What you will do:
Reproduce every line of the data, exactly and without its pictures.

++++ Records to process ++++

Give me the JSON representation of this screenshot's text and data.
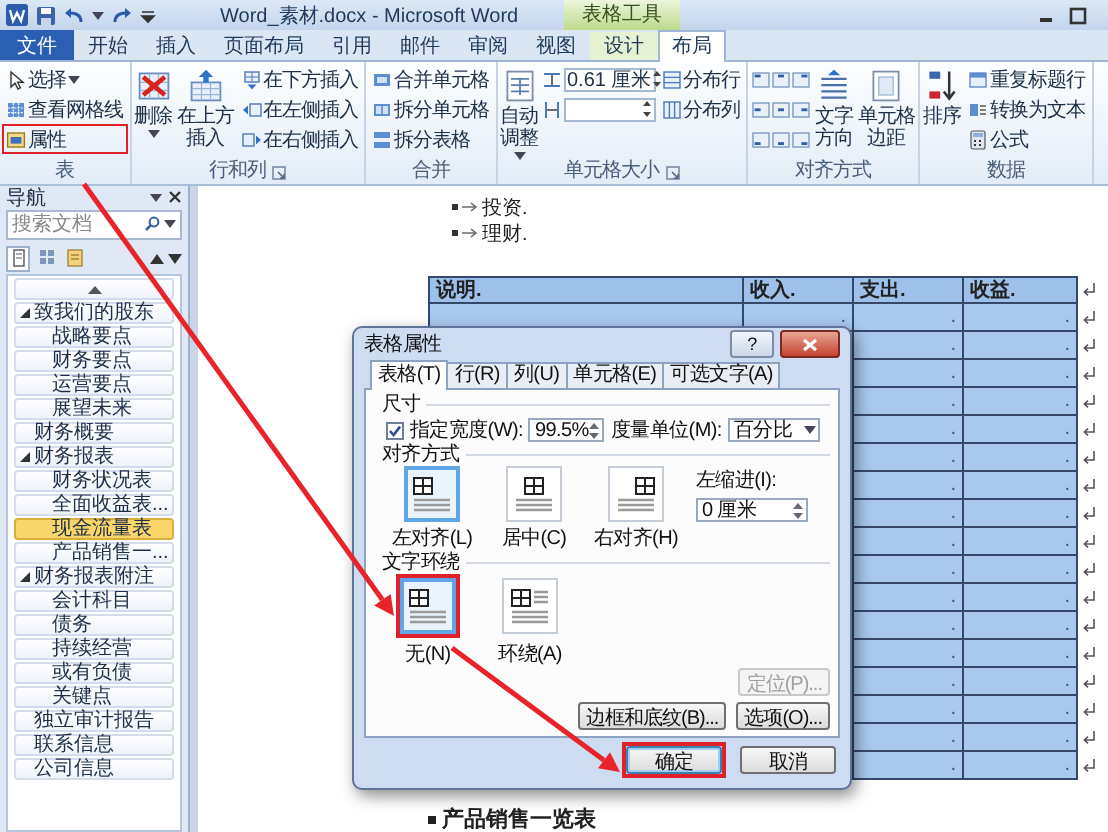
{
  "window": {
    "title": "Word_素材.docx - Microsoft Word",
    "context_tab_group": "表格工具"
  },
  "ribbon_tabs": [
    {
      "label": "文件",
      "kind": "file",
      "selected": false
    },
    {
      "label": "开始",
      "kind": "normal",
      "selected": false
    },
    {
      "label": "插入",
      "kind": "normal",
      "selected": false
    },
    {
      "label": "页面布局",
      "kind": "normal",
      "selected": false
    },
    {
      "label": "引用",
      "kind": "normal",
      "selected": false
    },
    {
      "label": "邮件",
      "kind": "normal",
      "selected": false
    },
    {
      "label": "审阅",
      "kind": "normal",
      "selected": false
    },
    {
      "label": "视图",
      "kind": "normal",
      "selected": false
    },
    {
      "label": "设计",
      "kind": "context",
      "selected": false
    },
    {
      "label": "布局",
      "kind": "context",
      "selected": true
    }
  ],
  "ribbon_groups": [
    {
      "label": "表",
      "columns": [
        {
          "kind": "stack",
          "items": [
            {
              "label": "选择",
              "dropdown": true,
              "marked": false
            },
            {
              "label": "查看网格线",
              "marked": false
            },
            {
              "label": "属性",
              "marked": true
            }
          ]
        }
      ]
    },
    {
      "label": "行和列",
      "launcher": true,
      "columns": [
        {
          "kind": "large",
          "label": "删除",
          "dropdown": true
        },
        {
          "kind": "large",
          "label": "在上方插入"
        },
        {
          "kind": "stack",
          "items": [
            {
              "label": "在下方插入"
            },
            {
              "label": "在左侧插入"
            },
            {
              "label": "在右侧插入"
            }
          ]
        }
      ]
    },
    {
      "label": "合并",
      "columns": [
        {
          "kind": "stack",
          "items": [
            {
              "label": "合并单元格"
            },
            {
              "label": "拆分单元格"
            },
            {
              "label": "拆分表格"
            }
          ]
        }
      ]
    },
    {
      "label": "单元格大小",
      "launcher": true,
      "columns": [
        {
          "kind": "large",
          "label": "自动调整",
          "dropdown": true
        },
        {
          "kind": "fields",
          "items": [
            {
              "kind": "field",
              "value": "0.61 厘米"
            },
            {
              "kind": "field"
            }
          ]
        },
        {
          "kind": "stack",
          "items": [
            {
              "label": "分布行"
            },
            {
              "label": "分布列"
            }
          ]
        }
      ]
    },
    {
      "label": "对齐方式",
      "columns": [
        {
          "kind": "align_grid"
        },
        {
          "kind": "large",
          "label": "文字方向"
        },
        {
          "kind": "large",
          "label": "单元格边距"
        }
      ]
    },
    {
      "label": "数据",
      "columns": [
        {
          "kind": "large",
          "label": "排序"
        },
        {
          "kind": "stack",
          "items": [
            {
              "label": "重复标题行"
            },
            {
              "label": "转换为文本"
            },
            {
              "label": "公式"
            }
          ]
        }
      ]
    }
  ],
  "navigation": {
    "title": "导航",
    "search": {
      "placeholder": "搜索文档"
    },
    "view_tabs": [
      {
        "selected": true
      },
      {
        "selected": false
      },
      {
        "selected": false
      }
    ],
    "headings": [
      {
        "label": "致我们的股东",
        "expanded": true,
        "selected": false,
        "children": [
          {
            "label": "战略要点",
            "selected": false
          },
          {
            "label": "财务要点",
            "selected": false
          },
          {
            "label": "运营要点",
            "selected": false
          },
          {
            "label": "展望未来",
            "selected": false
          }
        ]
      },
      {
        "label": "财务概要",
        "selected": false
      },
      {
        "label": "财务报表",
        "expanded": true,
        "selected": false,
        "children": [
          {
            "label": "财务状况表",
            "selected": false
          },
          {
            "label": "全面收益表...",
            "selected": false
          },
          {
            "label": "现金流量表",
            "selected": true
          },
          {
            "label": "产品销售一...",
            "selected": false
          }
        ]
      },
      {
        "label": "财务报表附注",
        "expanded": true,
        "selected": false,
        "children": [
          {
            "label": "会计科目",
            "selected": false
          },
          {
            "label": "债务",
            "selected": false
          },
          {
            "label": "持续经营",
            "selected": false
          },
          {
            "label": "或有负债",
            "selected": false
          },
          {
            "label": "关键点",
            "selected": false
          }
        ]
      },
      {
        "label": "独立审计报告",
        "selected": false
      },
      {
        "label": "联系信息",
        "selected": false
      },
      {
        "label": "公司信息",
        "selected": false
      }
    ]
  },
  "document": {
    "bullets": [
      "投资.",
      "理财."
    ],
    "table": {
      "columns": [
        "说明.",
        "收入.",
        "支出.",
        "收益."
      ],
      "rows": [
        {
          "cells": [
            "",
            ".",
            ".",
            "."
          ]
        },
        {
          "cells": [
            "",
            "",
            ".",
            "."
          ]
        },
        {
          "cells": [
            "",
            "",
            ".",
            "."
          ]
        },
        {
          "cells": [
            "",
            "",
            ".",
            "."
          ]
        },
        {
          "cells": [
            "",
            "",
            ".",
            "."
          ]
        },
        {
          "cells": [
            "",
            "",
            ".",
            "."
          ]
        },
        {
          "cells": [
            "",
            "",
            ".",
            "."
          ]
        },
        {
          "cells": [
            "",
            "",
            ".",
            "."
          ]
        },
        {
          "cells": [
            "",
            "",
            ".",
            "."
          ]
        },
        {
          "cells": [
            "",
            "",
            ".",
            "."
          ]
        },
        {
          "cells": [
            "",
            "",
            ".",
            "."
          ]
        },
        {
          "cells": [
            "",
            "",
            ".",
            "."
          ]
        },
        {
          "cells": [
            "",
            "",
            ".",
            "."
          ]
        },
        {
          "cells": [
            "",
            "",
            ".",
            "."
          ]
        },
        {
          "cells": [
            "",
            "",
            ".",
            "."
          ]
        },
        {
          "cells": [
            "",
            "",
            ".",
            "."
          ]
        },
        {
          "cells": [
            "",
            "",
            ".",
            "."
          ]
        }
      ]
    },
    "heading": "产品销售一览表"
  },
  "dialog": {
    "title": "表格属性",
    "help": "?",
    "tabs": [
      {
        "label": "表格(T)",
        "selected": true
      },
      {
        "label": "行(R)",
        "selected": false
      },
      {
        "label": "列(U)",
        "selected": false
      },
      {
        "label": "单元格(E)",
        "selected": false
      },
      {
        "label": "可选文字(A)",
        "selected": false
      }
    ],
    "size": {
      "title": "尺寸",
      "width_label": "指定宽度(W):",
      "width_checked": true,
      "width_value": "99.5%",
      "unit_label": "度量单位(M):",
      "unit_value": "百分比"
    },
    "alignment": {
      "title": "对齐方式",
      "options": [
        {
          "label": "左对齐(L)",
          "selected": true
        },
        {
          "label": "居中(C)",
          "selected": false
        },
        {
          "label": "右对齐(H)",
          "selected": false
        }
      ],
      "indent_label": "左缩进(I):",
      "indent_value": "0 厘米"
    },
    "wrapping": {
      "title": "文字环绕",
      "options": [
        {
          "label": "无(N)",
          "selected": true,
          "marked": true
        },
        {
          "label": "环绕(A)",
          "selected": false,
          "marked": false
        }
      ]
    },
    "position_button": {
      "label": "定位(P)...",
      "disabled": true
    },
    "panel_buttons": [
      {
        "label": "边框和底纹(B)..."
      },
      {
        "label": "选项(O)..."
      }
    ],
    "buttons": [
      {
        "label": "确定",
        "default": true,
        "marked": true
      },
      {
        "label": "取消",
        "default": false,
        "marked": false
      }
    ]
  }
}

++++

Answer section:
Give me the JSON representation of this screenshot's text and data.
{
  "window": {
    "title": "Word_素材.docx - Microsoft Word",
    "context_tab_group": "表格工具"
  },
  "ribbon_tabs": [
    {
      "label": "文件",
      "kind": "file",
      "selected": false
    },
    {
      "label": "开始",
      "kind": "normal",
      "selected": false
    },
    {
      "label": "插入",
      "kind": "normal",
      "selected": false
    },
    {
      "label": "页面布局",
      "kind": "normal",
      "selected": false
    },
    {
      "label": "引用",
      "kind": "normal",
      "selected": false
    },
    {
      "label": "邮件",
      "kind": "normal",
      "selected": false
    },
    {
      "label": "审阅",
      "kind": "normal",
      "selected": false
    },
    {
      "label": "视图",
      "kind": "normal",
      "selected": false
    },
    {
      "label": "设计",
      "kind": "context",
      "selected": false
    },
    {
      "label": "布局",
      "kind": "context",
      "selected": true
    }
  ],
  "ribbon_groups": [
    {
      "label": "表",
      "columns": [
        {
          "kind": "stack",
          "items": [
            {
              "label": "选择",
              "dropdown": true,
              "marked": false
            },
            {
              "label": "查看网格线",
              "marked": false
            },
            {
              "label": "属性",
              "marked": true
            }
          ]
        }
      ]
    },
    {
      "label": "行和列",
      "launcher": true,
      "columns": [
        {
          "kind": "large",
          "label": "删除",
          "dropdown": true
        },
        {
          "kind": "large",
          "label": "在上方插入"
        },
        {
          "kind": "stack",
          "items": [
            {
              "label": "在下方插入"
            },
            {
              "label": "在左侧插入"
            },
            {
              "label": "在右侧插入"
            }
          ]
        }
      ]
    },
    {
      "label": "合并",
      "columns": [
        {
          "kind": "stack",
          "items": [
            {
              "label": "合并单元格"
            },
            {
              "label": "拆分单元格"
            },
            {
              "label": "拆分表格"
            }
          ]
        }
      ]
    },
    {
      "label": "单元格大小",
      "launcher": true,
      "columns": [
        {
          "kind": "large",
          "label": "自动调整",
          "dropdown": true
        },
        {
          "kind": "fields",
          "items": [
            {
              "kind": "field",
              "value": "0.61 厘米"
            },
            {
              "kind": "field"
            }
          ]
        },
        {
          "kind": "stack",
          "items": [
            {
              "label": "分布行"
            },
            {
              "label": "分布列"
            }
          ]
        }
      ]
    },
    {
      "label": "对齐方式",
      "columns": [
        {
          "kind": "align_grid"
        },
        {
          "kind": "large",
          "label": "文字方向"
        },
        {
          "kind": "large",
          "label": "单元格边距"
        }
      ]
    },
    {
      "label": "数据",
      "columns": [
        {
          "kind": "large",
          "label": "排序"
        },
        {
          "kind": "stack",
          "items": [
            {
              "label": "重复标题行"
            },
            {
              "label": "转换为文本"
            },
            {
              "label": "公式"
            }
          ]
        }
      ]
    }
  ],
  "navigation": {
    "title": "导航",
    "search": {
      "placeholder": "搜索文档"
    },
    "view_tabs": [
      {
        "selected": true
      },
      {
        "selected": false
      },
      {
        "selected": false
      }
    ],
    "headings": [
      {
        "label": "致我们的股东",
        "expanded": true,
        "selected": false,
        "children": [
          {
            "label": "战略要点",
            "selected": false
          },
          {
            "label": "财务要点",
            "selected": false
          },
          {
            "label": "运营要点",
            "selected": false
          },
          {
            "label": "展望未来",
            "selected": false
          }
        ]
      },
      {
        "label": "财务概要",
        "selected": false
      },
      {
        "label": "财务报表",
        "expanded": true,
        "selected": false,
        "children": [
          {
            "label": "财务状况表",
            "selected": false
          },
          {
            "label": "全面收益表...",
            "selected": false
          },
          {
            "label": "现金流量表",
            "selected": true
          },
          {
            "label": "产品销售一...",
            "selected": false
          }
        ]
      },
      {
        "label": "财务报表附注",
        "expanded": true,
        "selected": false,
        "children": [
          {
            "label": "会计科目",
            "selected": false
          },
          {
            "label": "债务",
            "selected": false
          },
          {
            "label": "持续经营",
            "selected": false
          },
          {
            "label": "或有负债",
            "selected": false
          },
          {
            "label": "关键点",
            "selected": false
          }
        ]
      },
      {
        "label": "独立审计报告",
        "selected": false
      },
      {
        "label": "联系信息",
        "selected": false
      },
      {
        "label": "公司信息",
        "selected": false
      }
    ]
  },
  "document": {
    "bullets": [
      "投资.",
      "理财."
    ],
    "table": {
      "columns": [
        "说明.",
        "收入.",
        "支出.",
        "收益."
      ],
      "rows": [
        {
          "cells": [
            "",
            ".",
            ".",
            "."
          ]
        },
        {
          "cells": [
            "",
            "",
            ".",
            "."
          ]
        },
        {
          "cells": [
            "",
            "",
            ".",
            "."
          ]
        },
        {
          "cells": [
            "",
            "",
            ".",
            "."
          ]
        },
        {
          "cells": [
            "",
            "",
            ".",
            "."
          ]
        },
        {
          "cells": [
            "",
            "",
            ".",
            "."
          ]
        },
        {
          "cells": [
            "",
            "",
            ".",
            "."
          ]
        },
        {
          "cells": [
            "",
            "",
            ".",
            "."
          ]
        },
        {
          "cells": [
            "",
            "",
            ".",
            "."
          ]
        },
        {
          "cells": [
            "",
            "",
            ".",
            "."
          ]
        },
        {
          "cells": [
            "",
            "",
            ".",
            "."
          ]
        },
        {
          "cells": [
            "",
            "",
            ".",
            "."
          ]
        },
        {
          "cells": [
            "",
            "",
            ".",
            "."
          ]
        },
        {
          "cells": [
            "",
            "",
            ".",
            "."
          ]
        },
        {
          "cells": [
            "",
            "",
            ".",
            "."
          ]
        },
        {
          "cells": [
            "",
            "",
            ".",
            "."
          ]
        },
        {
          "cells": [
            "",
            "",
            ".",
            "."
          ]
        }
      ]
    },
    "heading": "产品销售一览表"
  },
  "dialog": {
    "title": "表格属性",
    "help": "?",
    "tabs": [
      {
        "label": "表格(T)",
        "selected": true
      },
      {
        "label": "行(R)",
        "selected": false
      },
      {
        "label": "列(U)",
        "selected": false
      },
      {
        "label": "单元格(E)",
        "selected": false
      },
      {
        "label": "可选文字(A)",
        "selected": false
      }
    ],
    "size": {
      "title": "尺寸",
      "width_label": "指定宽度(W):",
      "width_checked": true,
      "width_value": "99.5%",
      "unit_label": "度量单位(M):",
      "unit_value": "百分比"
    },
    "alignment": {
      "title": "对齐方式",
      "options": [
        {
          "label": "左对齐(L)",
          "selected": true
        },
        {
          "label": "居中(C)",
          "selected": false
        },
        {
          "label": "右对齐(H)",
          "selected": false
        }
      ],
      "indent_label": "左缩进(I):",
      "indent_value": "0 厘米"
    },
    "wrapping": {
      "title": "文字环绕",
      "options": [
        {
          "label": "无(N)",
          "selected": true,
          "marked": true
        },
        {
          "label": "环绕(A)",
          "selected": false,
          "marked": false
        }
      ]
    },
    "position_button": {
      "label": "定位(P)...",
      "disabled": true
    },
    "panel_buttons": [
      {
        "label": "边框和底纹(B)..."
      },
      {
        "label": "选项(O)..."
      }
    ],
    "buttons": [
      {
        "label": "确定",
        "default": true,
        "marked": true
      },
      {
        "label": "取消",
        "default": false,
        "marked": false
      }
    ]
  }
}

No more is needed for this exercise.